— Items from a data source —
□ □ □ □ □ □ □

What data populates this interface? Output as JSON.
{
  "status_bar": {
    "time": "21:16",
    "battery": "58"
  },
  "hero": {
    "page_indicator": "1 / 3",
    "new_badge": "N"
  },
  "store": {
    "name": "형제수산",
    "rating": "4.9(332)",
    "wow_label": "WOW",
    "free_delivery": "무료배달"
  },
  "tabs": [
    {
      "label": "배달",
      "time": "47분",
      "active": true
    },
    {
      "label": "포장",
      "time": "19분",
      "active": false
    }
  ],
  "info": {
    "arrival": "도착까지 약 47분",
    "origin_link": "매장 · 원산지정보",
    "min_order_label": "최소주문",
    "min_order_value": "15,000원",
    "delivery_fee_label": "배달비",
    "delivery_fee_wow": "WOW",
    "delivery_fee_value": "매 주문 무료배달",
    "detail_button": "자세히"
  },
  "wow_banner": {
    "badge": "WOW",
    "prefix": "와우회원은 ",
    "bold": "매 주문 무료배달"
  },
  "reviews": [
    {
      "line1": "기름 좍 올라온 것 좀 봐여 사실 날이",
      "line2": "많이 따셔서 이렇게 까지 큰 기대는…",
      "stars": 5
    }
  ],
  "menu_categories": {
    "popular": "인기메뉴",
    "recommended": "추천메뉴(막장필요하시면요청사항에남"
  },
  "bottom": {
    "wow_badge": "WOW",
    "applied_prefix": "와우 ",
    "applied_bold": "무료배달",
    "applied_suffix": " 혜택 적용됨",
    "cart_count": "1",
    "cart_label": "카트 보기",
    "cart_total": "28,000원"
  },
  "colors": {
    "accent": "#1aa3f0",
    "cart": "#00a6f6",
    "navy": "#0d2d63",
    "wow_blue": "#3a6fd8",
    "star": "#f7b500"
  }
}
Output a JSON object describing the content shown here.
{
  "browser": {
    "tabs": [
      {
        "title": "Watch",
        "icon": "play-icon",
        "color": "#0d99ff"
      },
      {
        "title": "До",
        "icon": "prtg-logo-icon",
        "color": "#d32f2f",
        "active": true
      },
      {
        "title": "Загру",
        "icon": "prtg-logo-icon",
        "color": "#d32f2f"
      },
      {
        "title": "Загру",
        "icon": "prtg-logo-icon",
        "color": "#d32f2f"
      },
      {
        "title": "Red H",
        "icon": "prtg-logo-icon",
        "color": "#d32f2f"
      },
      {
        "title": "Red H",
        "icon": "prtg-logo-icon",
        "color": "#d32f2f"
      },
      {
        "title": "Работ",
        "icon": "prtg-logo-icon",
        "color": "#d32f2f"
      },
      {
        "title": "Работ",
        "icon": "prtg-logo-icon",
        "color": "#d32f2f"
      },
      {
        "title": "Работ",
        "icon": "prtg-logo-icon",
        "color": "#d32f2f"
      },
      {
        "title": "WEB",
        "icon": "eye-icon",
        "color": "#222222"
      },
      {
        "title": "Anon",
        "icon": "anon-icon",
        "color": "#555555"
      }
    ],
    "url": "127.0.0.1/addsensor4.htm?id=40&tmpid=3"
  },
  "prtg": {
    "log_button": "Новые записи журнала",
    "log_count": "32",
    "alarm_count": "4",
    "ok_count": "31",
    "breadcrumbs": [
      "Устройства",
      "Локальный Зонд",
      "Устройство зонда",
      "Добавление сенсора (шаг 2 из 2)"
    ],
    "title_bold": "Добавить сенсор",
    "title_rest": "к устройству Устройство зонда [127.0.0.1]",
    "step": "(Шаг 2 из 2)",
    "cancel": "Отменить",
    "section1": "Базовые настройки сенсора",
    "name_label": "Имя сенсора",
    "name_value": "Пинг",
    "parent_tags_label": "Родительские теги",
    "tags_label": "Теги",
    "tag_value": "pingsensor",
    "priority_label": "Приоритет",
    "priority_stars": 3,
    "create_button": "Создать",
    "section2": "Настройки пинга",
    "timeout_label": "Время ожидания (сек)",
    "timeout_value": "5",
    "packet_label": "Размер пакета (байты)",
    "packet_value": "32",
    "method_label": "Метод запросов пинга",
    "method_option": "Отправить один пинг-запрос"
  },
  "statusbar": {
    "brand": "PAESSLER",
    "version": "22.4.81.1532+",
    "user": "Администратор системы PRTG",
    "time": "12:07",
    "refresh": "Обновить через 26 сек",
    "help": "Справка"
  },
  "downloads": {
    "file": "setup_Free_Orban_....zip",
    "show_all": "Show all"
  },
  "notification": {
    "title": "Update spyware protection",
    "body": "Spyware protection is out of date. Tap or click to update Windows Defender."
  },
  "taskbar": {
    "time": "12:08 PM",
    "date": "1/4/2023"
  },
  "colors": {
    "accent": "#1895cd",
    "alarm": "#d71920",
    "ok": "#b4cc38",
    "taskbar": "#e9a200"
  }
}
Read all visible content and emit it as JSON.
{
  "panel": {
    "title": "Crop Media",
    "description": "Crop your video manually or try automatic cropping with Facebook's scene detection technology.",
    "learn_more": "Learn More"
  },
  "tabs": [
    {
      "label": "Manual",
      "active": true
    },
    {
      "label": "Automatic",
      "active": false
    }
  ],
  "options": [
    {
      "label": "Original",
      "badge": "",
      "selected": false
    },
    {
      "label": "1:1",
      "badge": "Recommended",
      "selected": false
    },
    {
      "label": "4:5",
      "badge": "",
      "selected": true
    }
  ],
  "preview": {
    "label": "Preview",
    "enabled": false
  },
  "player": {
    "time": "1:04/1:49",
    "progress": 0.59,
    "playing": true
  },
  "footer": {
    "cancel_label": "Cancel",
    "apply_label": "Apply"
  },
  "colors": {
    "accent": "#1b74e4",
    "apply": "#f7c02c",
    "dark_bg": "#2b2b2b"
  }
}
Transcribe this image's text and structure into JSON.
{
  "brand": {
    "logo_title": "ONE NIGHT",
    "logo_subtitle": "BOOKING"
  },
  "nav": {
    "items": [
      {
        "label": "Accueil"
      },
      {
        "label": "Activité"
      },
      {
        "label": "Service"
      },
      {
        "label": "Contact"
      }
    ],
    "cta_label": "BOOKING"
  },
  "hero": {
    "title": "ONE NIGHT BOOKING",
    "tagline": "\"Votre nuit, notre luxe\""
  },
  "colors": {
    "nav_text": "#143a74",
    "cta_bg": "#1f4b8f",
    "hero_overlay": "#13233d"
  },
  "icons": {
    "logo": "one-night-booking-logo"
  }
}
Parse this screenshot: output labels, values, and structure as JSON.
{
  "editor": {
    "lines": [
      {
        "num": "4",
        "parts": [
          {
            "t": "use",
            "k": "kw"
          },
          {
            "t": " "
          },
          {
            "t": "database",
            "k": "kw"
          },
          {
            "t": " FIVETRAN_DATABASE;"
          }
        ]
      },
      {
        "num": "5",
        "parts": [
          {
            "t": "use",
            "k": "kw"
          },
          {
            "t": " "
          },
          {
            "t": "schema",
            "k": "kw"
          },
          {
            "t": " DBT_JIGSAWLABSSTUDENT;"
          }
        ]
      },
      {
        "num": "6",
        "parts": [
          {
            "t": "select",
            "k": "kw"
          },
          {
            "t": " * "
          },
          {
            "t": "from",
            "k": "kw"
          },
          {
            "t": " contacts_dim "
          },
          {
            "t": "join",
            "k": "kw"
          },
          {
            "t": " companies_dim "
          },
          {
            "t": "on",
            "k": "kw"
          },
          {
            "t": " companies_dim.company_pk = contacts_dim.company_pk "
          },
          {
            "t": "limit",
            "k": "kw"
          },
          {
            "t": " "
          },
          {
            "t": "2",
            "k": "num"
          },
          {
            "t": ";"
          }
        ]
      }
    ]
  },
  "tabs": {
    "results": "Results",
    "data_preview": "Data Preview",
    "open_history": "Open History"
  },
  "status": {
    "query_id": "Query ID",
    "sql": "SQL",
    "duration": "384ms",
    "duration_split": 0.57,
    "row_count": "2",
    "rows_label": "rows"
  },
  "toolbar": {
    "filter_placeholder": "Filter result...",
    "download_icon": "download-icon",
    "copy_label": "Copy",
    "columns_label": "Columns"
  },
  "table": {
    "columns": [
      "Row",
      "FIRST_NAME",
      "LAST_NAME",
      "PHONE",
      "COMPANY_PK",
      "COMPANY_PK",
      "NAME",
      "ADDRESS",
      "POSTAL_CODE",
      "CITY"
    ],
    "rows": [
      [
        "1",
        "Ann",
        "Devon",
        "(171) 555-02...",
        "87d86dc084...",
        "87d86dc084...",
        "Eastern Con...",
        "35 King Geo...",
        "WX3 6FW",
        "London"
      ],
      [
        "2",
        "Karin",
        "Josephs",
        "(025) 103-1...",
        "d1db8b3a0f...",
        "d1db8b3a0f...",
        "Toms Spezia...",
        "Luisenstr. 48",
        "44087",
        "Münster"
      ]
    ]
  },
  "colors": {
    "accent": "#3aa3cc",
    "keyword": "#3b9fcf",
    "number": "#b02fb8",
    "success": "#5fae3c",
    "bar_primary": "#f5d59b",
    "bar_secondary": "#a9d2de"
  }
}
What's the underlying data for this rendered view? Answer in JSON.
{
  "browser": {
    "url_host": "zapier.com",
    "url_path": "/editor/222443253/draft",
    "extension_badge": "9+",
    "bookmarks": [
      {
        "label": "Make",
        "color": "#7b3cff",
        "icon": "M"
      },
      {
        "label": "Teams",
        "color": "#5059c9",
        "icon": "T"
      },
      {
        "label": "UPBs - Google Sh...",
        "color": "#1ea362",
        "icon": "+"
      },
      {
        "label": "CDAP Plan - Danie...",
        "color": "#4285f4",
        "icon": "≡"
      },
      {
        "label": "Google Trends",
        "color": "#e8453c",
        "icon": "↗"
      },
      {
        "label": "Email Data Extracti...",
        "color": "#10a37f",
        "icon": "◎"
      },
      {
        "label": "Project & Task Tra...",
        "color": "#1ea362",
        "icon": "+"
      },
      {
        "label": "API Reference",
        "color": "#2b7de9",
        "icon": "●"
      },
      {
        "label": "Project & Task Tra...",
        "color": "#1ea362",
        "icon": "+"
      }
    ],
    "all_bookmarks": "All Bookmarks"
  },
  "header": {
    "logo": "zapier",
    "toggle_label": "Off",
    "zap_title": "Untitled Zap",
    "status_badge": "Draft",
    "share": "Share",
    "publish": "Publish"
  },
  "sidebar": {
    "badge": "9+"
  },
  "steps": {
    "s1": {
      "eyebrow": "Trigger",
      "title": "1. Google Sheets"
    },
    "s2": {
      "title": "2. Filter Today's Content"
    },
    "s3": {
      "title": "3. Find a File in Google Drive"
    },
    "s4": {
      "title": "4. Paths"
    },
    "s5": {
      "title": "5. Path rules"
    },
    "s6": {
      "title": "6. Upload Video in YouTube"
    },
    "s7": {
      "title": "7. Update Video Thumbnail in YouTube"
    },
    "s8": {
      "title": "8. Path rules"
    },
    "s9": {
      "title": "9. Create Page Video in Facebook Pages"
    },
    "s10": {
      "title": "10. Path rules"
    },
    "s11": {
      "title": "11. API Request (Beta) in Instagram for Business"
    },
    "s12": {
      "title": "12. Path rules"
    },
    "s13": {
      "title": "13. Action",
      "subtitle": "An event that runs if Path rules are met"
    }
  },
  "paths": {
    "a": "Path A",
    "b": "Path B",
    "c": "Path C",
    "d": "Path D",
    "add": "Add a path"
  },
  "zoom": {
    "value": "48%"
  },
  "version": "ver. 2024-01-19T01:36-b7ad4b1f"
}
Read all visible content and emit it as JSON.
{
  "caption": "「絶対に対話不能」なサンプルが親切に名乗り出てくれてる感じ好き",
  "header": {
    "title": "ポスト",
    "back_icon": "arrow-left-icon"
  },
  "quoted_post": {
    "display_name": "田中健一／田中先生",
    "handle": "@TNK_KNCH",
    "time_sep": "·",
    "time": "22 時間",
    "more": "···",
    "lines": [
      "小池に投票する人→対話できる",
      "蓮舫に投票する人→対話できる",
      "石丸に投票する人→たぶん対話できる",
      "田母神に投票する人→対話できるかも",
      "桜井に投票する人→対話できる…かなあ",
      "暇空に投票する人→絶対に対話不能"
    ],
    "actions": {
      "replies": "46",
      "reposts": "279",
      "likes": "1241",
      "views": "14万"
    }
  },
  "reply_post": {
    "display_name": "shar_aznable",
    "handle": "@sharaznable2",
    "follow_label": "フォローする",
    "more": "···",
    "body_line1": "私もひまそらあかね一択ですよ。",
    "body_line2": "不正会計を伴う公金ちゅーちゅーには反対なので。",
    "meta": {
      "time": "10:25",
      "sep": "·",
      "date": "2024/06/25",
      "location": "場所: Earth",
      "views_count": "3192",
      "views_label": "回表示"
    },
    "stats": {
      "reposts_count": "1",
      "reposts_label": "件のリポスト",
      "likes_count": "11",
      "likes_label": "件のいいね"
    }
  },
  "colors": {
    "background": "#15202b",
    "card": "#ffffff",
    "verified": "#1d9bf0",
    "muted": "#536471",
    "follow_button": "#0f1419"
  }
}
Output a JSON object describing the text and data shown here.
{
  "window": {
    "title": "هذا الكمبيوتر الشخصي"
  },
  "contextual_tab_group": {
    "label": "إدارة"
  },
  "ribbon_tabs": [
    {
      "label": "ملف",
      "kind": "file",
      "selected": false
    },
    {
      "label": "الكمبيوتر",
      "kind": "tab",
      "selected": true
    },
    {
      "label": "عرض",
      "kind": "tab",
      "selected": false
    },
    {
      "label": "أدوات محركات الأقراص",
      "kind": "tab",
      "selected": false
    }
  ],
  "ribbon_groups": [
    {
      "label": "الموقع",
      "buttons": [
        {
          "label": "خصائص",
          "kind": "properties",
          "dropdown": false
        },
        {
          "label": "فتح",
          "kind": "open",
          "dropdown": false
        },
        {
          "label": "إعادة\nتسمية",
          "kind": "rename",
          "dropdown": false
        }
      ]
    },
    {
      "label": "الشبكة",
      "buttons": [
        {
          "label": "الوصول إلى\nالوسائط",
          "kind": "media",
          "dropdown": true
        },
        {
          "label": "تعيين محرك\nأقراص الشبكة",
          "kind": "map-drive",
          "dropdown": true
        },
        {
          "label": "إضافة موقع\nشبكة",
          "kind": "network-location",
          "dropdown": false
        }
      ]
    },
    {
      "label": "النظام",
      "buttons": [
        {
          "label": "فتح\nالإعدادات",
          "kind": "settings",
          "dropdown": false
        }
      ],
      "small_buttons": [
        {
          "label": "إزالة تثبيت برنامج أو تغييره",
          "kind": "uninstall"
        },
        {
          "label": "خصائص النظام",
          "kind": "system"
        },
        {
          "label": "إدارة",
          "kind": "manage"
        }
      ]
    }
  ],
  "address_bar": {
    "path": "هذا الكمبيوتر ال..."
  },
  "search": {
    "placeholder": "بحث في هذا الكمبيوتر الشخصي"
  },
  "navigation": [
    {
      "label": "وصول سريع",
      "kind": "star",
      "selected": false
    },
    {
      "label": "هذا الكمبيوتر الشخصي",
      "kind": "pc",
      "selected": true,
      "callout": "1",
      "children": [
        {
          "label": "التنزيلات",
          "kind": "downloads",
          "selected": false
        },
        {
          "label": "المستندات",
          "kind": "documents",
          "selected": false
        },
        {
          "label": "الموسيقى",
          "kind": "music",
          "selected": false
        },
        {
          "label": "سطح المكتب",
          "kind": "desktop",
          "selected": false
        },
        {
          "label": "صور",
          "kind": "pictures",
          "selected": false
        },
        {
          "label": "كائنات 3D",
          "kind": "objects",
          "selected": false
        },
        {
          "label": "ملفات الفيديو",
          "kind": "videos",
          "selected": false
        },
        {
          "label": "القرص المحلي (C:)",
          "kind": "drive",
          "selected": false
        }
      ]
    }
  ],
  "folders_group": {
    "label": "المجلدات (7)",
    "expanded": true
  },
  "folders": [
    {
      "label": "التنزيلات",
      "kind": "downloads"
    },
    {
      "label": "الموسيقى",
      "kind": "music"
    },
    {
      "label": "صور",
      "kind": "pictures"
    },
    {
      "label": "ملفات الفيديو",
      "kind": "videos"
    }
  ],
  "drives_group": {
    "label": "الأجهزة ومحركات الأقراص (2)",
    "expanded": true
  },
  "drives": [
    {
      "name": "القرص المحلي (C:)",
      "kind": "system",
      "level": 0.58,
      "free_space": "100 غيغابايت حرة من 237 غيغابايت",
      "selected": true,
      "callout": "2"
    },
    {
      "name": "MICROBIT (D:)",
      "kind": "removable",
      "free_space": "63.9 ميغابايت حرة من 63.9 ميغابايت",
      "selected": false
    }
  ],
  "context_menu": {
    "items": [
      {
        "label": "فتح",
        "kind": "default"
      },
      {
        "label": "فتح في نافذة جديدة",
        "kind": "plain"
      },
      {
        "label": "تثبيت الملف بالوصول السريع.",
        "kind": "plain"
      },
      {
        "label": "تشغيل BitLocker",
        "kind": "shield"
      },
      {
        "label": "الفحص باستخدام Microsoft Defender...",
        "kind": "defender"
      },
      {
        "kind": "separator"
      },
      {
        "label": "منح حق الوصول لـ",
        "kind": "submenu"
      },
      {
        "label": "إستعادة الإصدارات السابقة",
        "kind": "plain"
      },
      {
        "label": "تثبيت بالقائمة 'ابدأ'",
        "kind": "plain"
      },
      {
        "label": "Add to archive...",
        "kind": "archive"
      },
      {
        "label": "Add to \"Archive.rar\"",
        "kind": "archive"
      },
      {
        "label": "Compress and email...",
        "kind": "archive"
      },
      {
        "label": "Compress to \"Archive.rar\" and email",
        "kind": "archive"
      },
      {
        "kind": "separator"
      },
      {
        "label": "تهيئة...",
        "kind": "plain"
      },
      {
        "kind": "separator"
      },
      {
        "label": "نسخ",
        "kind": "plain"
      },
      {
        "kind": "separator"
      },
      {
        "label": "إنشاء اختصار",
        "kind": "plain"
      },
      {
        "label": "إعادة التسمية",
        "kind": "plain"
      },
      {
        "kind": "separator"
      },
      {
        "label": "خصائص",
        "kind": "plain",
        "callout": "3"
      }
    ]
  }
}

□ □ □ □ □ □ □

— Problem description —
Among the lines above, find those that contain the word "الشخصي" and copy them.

— Finished exercise —
    "title": "هذا الكمبيوتر الشخصي"
    "placeholder": "بحث في هذا الكمبيوتر الشخصي"
      "label": "هذا الكمبيوتر الشخصي",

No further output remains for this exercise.